- Source records:
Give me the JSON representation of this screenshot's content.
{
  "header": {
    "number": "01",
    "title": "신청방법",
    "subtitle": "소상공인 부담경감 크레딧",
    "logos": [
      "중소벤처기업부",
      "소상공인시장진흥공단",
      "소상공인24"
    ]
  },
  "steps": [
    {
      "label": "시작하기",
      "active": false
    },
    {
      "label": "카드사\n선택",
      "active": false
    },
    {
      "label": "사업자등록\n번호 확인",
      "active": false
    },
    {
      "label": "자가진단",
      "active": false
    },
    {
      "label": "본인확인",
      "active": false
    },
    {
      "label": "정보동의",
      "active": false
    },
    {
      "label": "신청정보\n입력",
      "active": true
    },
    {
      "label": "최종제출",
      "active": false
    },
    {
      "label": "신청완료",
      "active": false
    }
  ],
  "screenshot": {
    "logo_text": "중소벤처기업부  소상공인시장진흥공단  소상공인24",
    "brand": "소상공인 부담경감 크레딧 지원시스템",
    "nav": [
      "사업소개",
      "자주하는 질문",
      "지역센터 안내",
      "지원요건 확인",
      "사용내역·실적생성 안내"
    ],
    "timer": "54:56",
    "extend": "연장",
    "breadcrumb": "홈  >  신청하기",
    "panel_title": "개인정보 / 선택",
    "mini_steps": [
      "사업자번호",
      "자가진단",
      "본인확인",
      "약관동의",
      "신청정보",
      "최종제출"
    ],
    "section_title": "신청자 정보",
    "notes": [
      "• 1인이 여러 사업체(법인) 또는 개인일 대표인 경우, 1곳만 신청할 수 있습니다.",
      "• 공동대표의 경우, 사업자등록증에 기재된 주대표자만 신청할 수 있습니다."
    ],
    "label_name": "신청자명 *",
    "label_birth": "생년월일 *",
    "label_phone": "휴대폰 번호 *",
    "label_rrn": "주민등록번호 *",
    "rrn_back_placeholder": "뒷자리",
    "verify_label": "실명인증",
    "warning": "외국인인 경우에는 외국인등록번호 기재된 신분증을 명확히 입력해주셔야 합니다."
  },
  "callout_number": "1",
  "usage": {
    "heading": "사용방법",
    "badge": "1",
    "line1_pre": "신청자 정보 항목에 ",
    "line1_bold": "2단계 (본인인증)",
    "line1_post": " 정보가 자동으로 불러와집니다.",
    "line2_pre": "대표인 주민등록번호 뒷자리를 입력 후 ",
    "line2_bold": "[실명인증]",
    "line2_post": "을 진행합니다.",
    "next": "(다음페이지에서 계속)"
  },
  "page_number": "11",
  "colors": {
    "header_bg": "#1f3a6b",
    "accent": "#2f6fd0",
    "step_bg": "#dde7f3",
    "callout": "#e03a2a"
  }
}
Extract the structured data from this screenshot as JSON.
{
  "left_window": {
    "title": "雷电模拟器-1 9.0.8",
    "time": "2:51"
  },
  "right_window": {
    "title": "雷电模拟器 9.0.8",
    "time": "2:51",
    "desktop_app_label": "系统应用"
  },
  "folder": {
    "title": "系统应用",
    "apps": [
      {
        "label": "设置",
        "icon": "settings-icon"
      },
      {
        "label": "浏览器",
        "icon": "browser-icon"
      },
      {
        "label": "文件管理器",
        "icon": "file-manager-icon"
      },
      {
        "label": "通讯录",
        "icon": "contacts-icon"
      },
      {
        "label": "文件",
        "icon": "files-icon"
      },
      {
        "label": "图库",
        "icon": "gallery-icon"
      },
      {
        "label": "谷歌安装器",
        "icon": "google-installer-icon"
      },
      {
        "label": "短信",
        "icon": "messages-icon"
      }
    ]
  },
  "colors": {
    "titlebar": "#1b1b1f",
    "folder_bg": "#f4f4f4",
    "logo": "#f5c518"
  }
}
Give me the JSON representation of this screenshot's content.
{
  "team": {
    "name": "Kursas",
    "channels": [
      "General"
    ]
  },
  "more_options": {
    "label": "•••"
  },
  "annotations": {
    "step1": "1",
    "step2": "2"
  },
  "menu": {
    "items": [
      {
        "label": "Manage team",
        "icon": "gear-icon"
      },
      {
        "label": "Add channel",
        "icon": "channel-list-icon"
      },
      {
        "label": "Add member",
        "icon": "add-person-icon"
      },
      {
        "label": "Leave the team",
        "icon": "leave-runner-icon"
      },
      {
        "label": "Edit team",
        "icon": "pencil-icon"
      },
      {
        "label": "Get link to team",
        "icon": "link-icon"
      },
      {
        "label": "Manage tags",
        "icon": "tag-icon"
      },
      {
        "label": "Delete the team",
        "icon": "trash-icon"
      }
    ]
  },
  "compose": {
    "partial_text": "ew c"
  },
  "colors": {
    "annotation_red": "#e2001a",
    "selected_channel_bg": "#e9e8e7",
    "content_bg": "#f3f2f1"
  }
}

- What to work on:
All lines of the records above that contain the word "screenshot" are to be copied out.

- Output of the exercise:
Give me the JSON representation of this screenshot's content.
  "screenshot": {
Extract the structured data from this screenshot as JSON.
Give me the JSON representation of this screenshot's content.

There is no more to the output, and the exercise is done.